In a Post-Trump Bay Area, Millennials Build a Wall of Empathy

Tamilla Mirzoyeva didn't know how to help.

She'd seen how Donald Trump's campaign rhetoric against Mexicans, African Americans, women and others had divided the country and spurred racist and xenophobic harassment after his election win. As one who immigrated from Azerbaijan, a majority Muslim country, when she was 12, she was especially shaken by Trump's promise of a Muslim registry or watch-list.

And so, with friends, Mirzoyeva, 28, took a cue from a subway project in New York and brought Post-Its and Sharpies to BART stations at 16th and Mission, 24th and Mission and Montgomery Street. On walls and lampposts, they put up a few notes of their own, leaving behind a box of stickies and pens in case others wanted to join the public conversation.

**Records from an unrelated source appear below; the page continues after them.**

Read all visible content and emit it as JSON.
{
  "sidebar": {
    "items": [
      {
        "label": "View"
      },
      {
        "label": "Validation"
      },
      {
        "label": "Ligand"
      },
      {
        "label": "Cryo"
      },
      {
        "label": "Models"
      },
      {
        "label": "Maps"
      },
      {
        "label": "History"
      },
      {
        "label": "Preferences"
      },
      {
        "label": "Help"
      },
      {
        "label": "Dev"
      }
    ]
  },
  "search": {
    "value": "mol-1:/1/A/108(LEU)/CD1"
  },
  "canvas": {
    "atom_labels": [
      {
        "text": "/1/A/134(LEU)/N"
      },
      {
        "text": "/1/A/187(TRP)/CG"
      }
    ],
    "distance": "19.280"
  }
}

Needless to say, people did. What was intended as a one-day event quickly ballooned, and the "Wall of Empathy" project continued for five  days.

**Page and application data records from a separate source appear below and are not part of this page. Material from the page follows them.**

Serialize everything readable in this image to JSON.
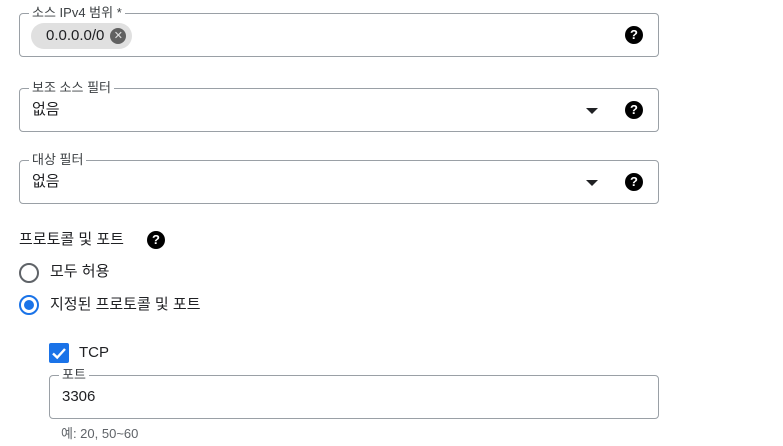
{
  "source_ip": {
    "label": "소스 IPv4 범위 *",
    "chips": [
      "0.0.0.0/0"
    ],
    "help_icon": "help-icon"
  },
  "secondary_source_filter": {
    "label": "보조 소스 필터",
    "value": "없음"
  },
  "target_filter": {
    "label": "대상 필터",
    "value": "없음"
  },
  "protocols_ports": {
    "heading": "프로토콜 및 포트",
    "options": [
      {
        "label": "모두 허용",
        "checked": false
      },
      {
        "label": "지정된 프로토콜 및 포트",
        "checked": true
      }
    ],
    "tcp": {
      "label": "TCP",
      "checked": true,
      "ports_label": "포트",
      "ports_value": "3306",
      "hint": "예: 20, 50~60"
    }
  },
  "colors": {
    "accent": "#1a73e8",
    "border": "#9aa0a6"
  }
}
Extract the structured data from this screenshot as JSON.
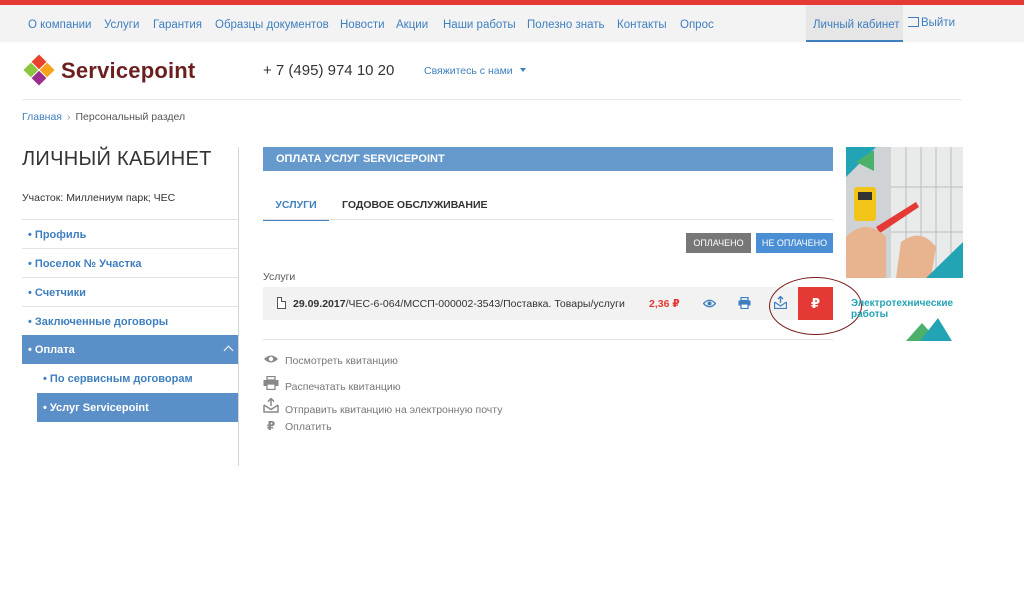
{
  "topnav": {
    "items": [
      "О компании",
      "Услуги",
      "Гарантия",
      "Образцы документов",
      "Новости",
      "Акции",
      "Наши работы",
      "Полезно знать",
      "Контакты",
      "Опрос"
    ],
    "cabinet": "Личный кабинет",
    "logout": "Выйти"
  },
  "header": {
    "brand": "Servicepoint",
    "phone": "+ 7 (495) 974 10 20",
    "contact": "Свяжитесь с нами"
  },
  "breadcrumb": {
    "home": "Главная",
    "current": "Персональный раздел"
  },
  "sidebar": {
    "title": "ЛИЧНЫЙ КАБИНЕТ",
    "plot": "Участок: Миллениум парк; ЧЕС",
    "items": [
      "• Профиль",
      "• Поселок № Участка",
      "• Счетчики",
      "• Заключенные договоры",
      "• Оплата"
    ],
    "subitems": [
      "• По сервисным договорам",
      "• Услуг Servicepoint"
    ]
  },
  "panel": {
    "title": "ОПЛАТА УСЛУГ SERVICEPOINT",
    "tabs": [
      "УСЛУГИ",
      "ГОДОВОЕ ОБСЛУЖИВАНИЕ"
    ],
    "filter_paid": "ОПЛАЧЕНО",
    "filter_unpaid": "НЕ ОПЛАЧЕНО",
    "section_label": "Услуги",
    "row": {
      "date": "29.09.2017",
      "description": "/ЧЕС-6-064/МССП-000002-3543/Поставка. Товары/услуги",
      "amount": "2,36 ₽",
      "pay_symbol": "₽"
    },
    "legend": [
      "Посмотреть квитанцию",
      "Распечатать квитанцию",
      "Отправить квитанцию на электронную почту",
      "Оплатить"
    ]
  },
  "banner": {
    "caption": "Электротехнические работы"
  },
  "colors": {
    "accent_blue": "#3f7fbf",
    "panel_blue": "#6699cc",
    "red": "#e53935",
    "brand": "#6b1f1f",
    "teal": "#23a4b5"
  },
  "icons": [
    "eye-icon",
    "printer-icon",
    "mail-send-icon",
    "ruble-icon",
    "document-icon",
    "logout-icon",
    "chevron-up-icon",
    "caret-down-icon"
  ]
}
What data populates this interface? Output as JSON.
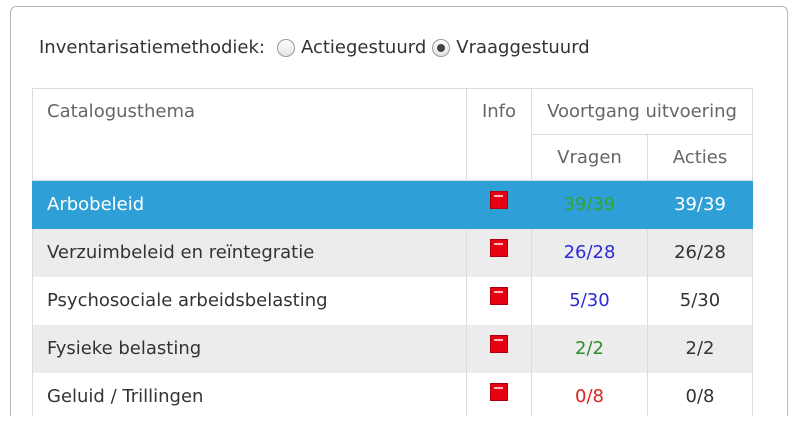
{
  "method": {
    "label": "Inventarisatiemethodiek:",
    "options": [
      {
        "label": "Actiegestuurd",
        "selected": false
      },
      {
        "label": "Vraaggestuurd",
        "selected": true
      }
    ]
  },
  "table": {
    "headers": {
      "catalogusthema": "Catalogusthema",
      "info": "Info",
      "voortgang": "Voortgang uitvoering",
      "vragen": "Vragen",
      "acties": "Acties"
    },
    "rows": [
      {
        "thema": "Arbobeleid",
        "info_icon": "acq-icon",
        "vragen": "39/39",
        "vragen_color": "green",
        "acties": "39/39",
        "selected": true
      },
      {
        "thema": "Verzuimbeleid en reïntegratie",
        "info_icon": "acq-icon",
        "vragen": "26/28",
        "vragen_color": "blue",
        "acties": "26/28"
      },
      {
        "thema": "Psychosociale arbeidsbelasting",
        "info_icon": "acq-icon",
        "vragen": "5/30",
        "vragen_color": "blue",
        "acties": "5/30"
      },
      {
        "thema": "Fysieke belasting",
        "info_icon": "acq-icon",
        "vragen": "2/2",
        "vragen_color": "green",
        "acties": "2/2"
      },
      {
        "thema": "Geluid / Trillingen",
        "info_icon": "acq-icon",
        "vragen": "0/8",
        "vragen_color": "red",
        "acties": "0/8"
      }
    ]
  },
  "colors": {
    "selected_row": "#2f9fd8",
    "alt_row": "#ececec",
    "green": "#2e8b2e",
    "blue": "#2a2ad6",
    "red": "#e02020",
    "icon_red": "#e60012"
  }
}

While the Post-Its won't last in public forever, Mirzoyeva's public-art collective is chronicling each and every note on Instagram. And this won't be the last San Francisco sees of acts like this: the collective promises additional upcoming "radical acts of public art to counter the 'Trump effect.'"

Sponsored

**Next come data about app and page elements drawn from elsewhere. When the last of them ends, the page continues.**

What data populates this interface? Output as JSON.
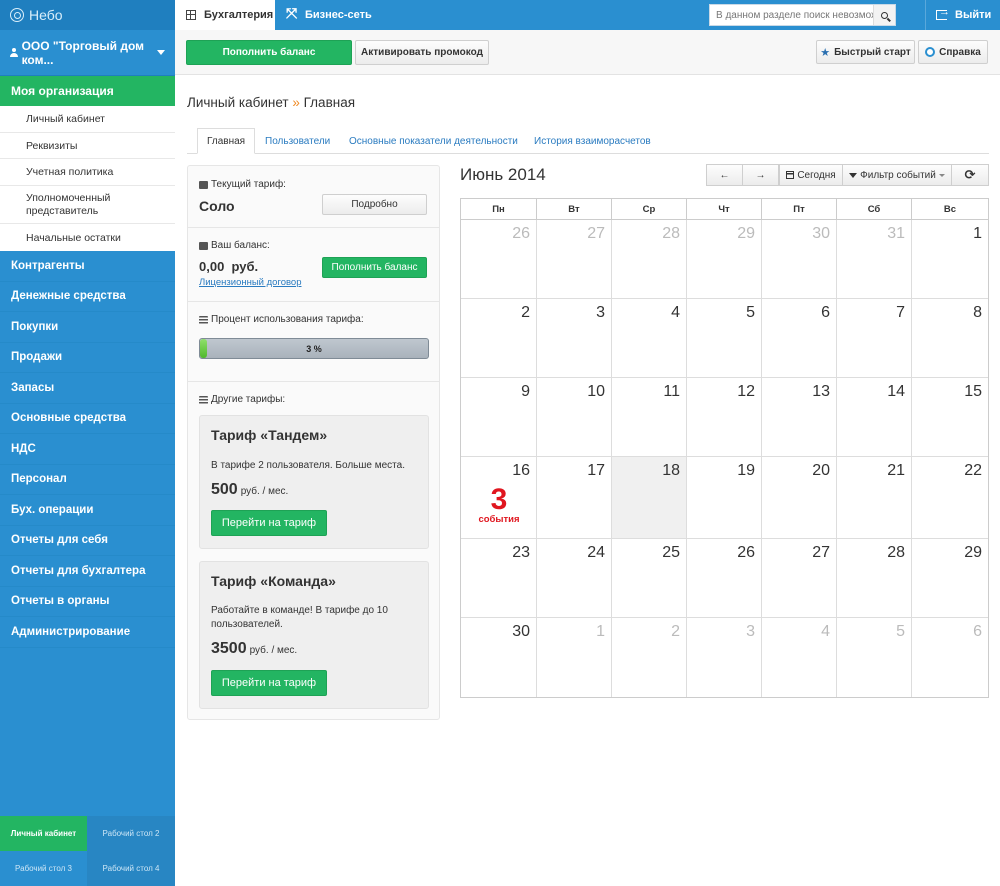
{
  "app": {
    "logo": "Небо"
  },
  "org": {
    "name": "ООО \"Торговый дом ком..."
  },
  "sidebar": {
    "active": "Моя организация",
    "subitems": [
      "Личный кабинет",
      "Реквизиты",
      "Учетная политика",
      "Уполномоченный представитель",
      "Начальные остатки"
    ],
    "items": [
      "Контрагенты",
      "Денежные средства",
      "Покупки",
      "Продажи",
      "Запасы",
      "Основные средства",
      "НДС",
      "Персонал",
      "Бух. операции",
      "Отчеты для себя",
      "Отчеты для бухгалтера",
      "Отчеты в органы",
      "Администрирование"
    ],
    "tiles": [
      "Личный кабинет",
      "Рабочий стол 2",
      "Рабочий стол 3",
      "Рабочий стол 4"
    ]
  },
  "topbar": {
    "tab_accounting": "Бухгалтерия",
    "tab_network": "Бизнес-сеть",
    "search_placeholder": "В данном разделе поиск невозможен",
    "logout": "Выйти"
  },
  "actions": {
    "top_up": "Пополнить баланс",
    "promo": "Активировать промокод",
    "quick_start": "Быстрый старт",
    "help": "Справка"
  },
  "breadcrumb": {
    "parent": "Личный кабинет",
    "sep": "»",
    "current": "Главная"
  },
  "tabs": [
    "Главная",
    "Пользователи",
    "Основные показатели деятельности",
    "История взаиморасчетов"
  ],
  "account": {
    "tariff_label": "Текущий тариф:",
    "tariff_name": "Соло",
    "details_btn": "Подробно",
    "balance_label": "Ваш баланс:",
    "balance_value": "0,00  руб.",
    "top_up_btn": "Пополнить баланс",
    "license_link": "Лицензионный договор",
    "usage_label": "Процент использования тарифа:",
    "usage_percent": 3,
    "usage_text": "3 %",
    "other_label": "Другие тарифы:"
  },
  "plans": [
    {
      "title": "Тариф «Тандем»",
      "desc": "В тарифе 2 пользователя. Больше места.",
      "price": "500",
      "unit": "руб. / мес.",
      "button": "Перейти на тариф"
    },
    {
      "title": "Тариф «Команда»",
      "desc": "Работайте в команде! В тарифе до 10 пользователей.",
      "price": "3500",
      "unit": "руб. / мес.",
      "button": "Перейти на тариф"
    }
  ],
  "calendar": {
    "title": "Июнь 2014",
    "prev": "←",
    "next": "→",
    "today_btn": "Сегодня",
    "filter_btn": "Фильтр событий",
    "refresh": "⟳",
    "weekdays": [
      "Пн",
      "Вт",
      "Ср",
      "Чт",
      "Пт",
      "Сб",
      "Вс"
    ],
    "weeks": [
      [
        {
          "d": "26",
          "o": true
        },
        {
          "d": "27",
          "o": true
        },
        {
          "d": "28",
          "o": true
        },
        {
          "d": "29",
          "o": true
        },
        {
          "d": "30",
          "o": true
        },
        {
          "d": "31",
          "o": true
        },
        {
          "d": "1"
        }
      ],
      [
        {
          "d": "2"
        },
        {
          "d": "3"
        },
        {
          "d": "4"
        },
        {
          "d": "5"
        },
        {
          "d": "6"
        },
        {
          "d": "7"
        },
        {
          "d": "8"
        }
      ],
      [
        {
          "d": "9"
        },
        {
          "d": "10"
        },
        {
          "d": "11"
        },
        {
          "d": "12"
        },
        {
          "d": "13"
        },
        {
          "d": "14"
        },
        {
          "d": "15"
        }
      ],
      [
        {
          "d": "16",
          "ev": "3",
          "evl": "события"
        },
        {
          "d": "17"
        },
        {
          "d": "18",
          "today": true
        },
        {
          "d": "19"
        },
        {
          "d": "20"
        },
        {
          "d": "21"
        },
        {
          "d": "22"
        }
      ],
      [
        {
          "d": "23"
        },
        {
          "d": "24"
        },
        {
          "d": "25"
        },
        {
          "d": "26"
        },
        {
          "d": "27"
        },
        {
          "d": "28"
        },
        {
          "d": "29"
        }
      ],
      [
        {
          "d": "30"
        },
        {
          "d": "1",
          "o": true
        },
        {
          "d": "2",
          "o": true
        },
        {
          "d": "3",
          "o": true
        },
        {
          "d": "4",
          "o": true
        },
        {
          "d": "5",
          "o": true
        },
        {
          "d": "6",
          "o": true
        }
      ]
    ]
  }
}
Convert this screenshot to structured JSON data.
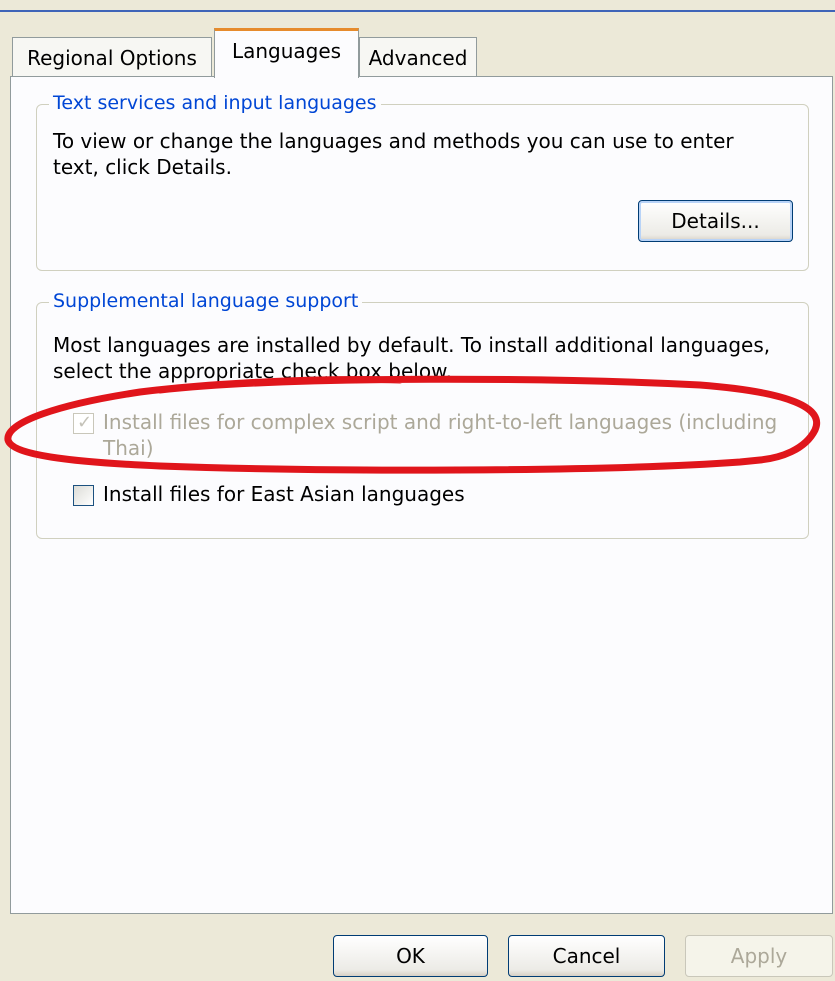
{
  "tabs": [
    {
      "label": "Regional Options",
      "active": false
    },
    {
      "label": "Languages",
      "active": true
    },
    {
      "label": "Advanced",
      "active": false
    }
  ],
  "text_services": {
    "title": "Text services and input languages",
    "description_line1": "To view or change the languages and methods you can use to enter",
    "description_line2": "text, click Details.",
    "details_button": "Details..."
  },
  "supplemental": {
    "title": "Supplemental language support",
    "description_line1": "Most languages are installed by default. To install additional languages,",
    "description_line2": "select the appropriate check box below.",
    "complex_script": {
      "label_line1": "Install files for complex script and right-to-left languages (including",
      "label_line2": "Thai)",
      "checked": true,
      "enabled": false
    },
    "east_asian": {
      "label": "Install files for East Asian languages",
      "checked": false,
      "enabled": true
    }
  },
  "footer": {
    "ok": "OK",
    "cancel": "Cancel",
    "apply": "Apply"
  },
  "colors": {
    "annotation": "#e0151b",
    "group_title": "#0046d5",
    "active_tab_accent": "#e68b2c"
  }
}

As one of the notes at 16th and Mission says: "The work starts now."

Q.Logo.Break

Volume
KQED Live
Live Stream
LATEST NEWSCAST
KQED
NPR
Live Stream information currently unavailable.
Share
LATEST NEWSCAST
KQED
NPR
KQED Live

Live Stream

Live Stream information currently unavailable.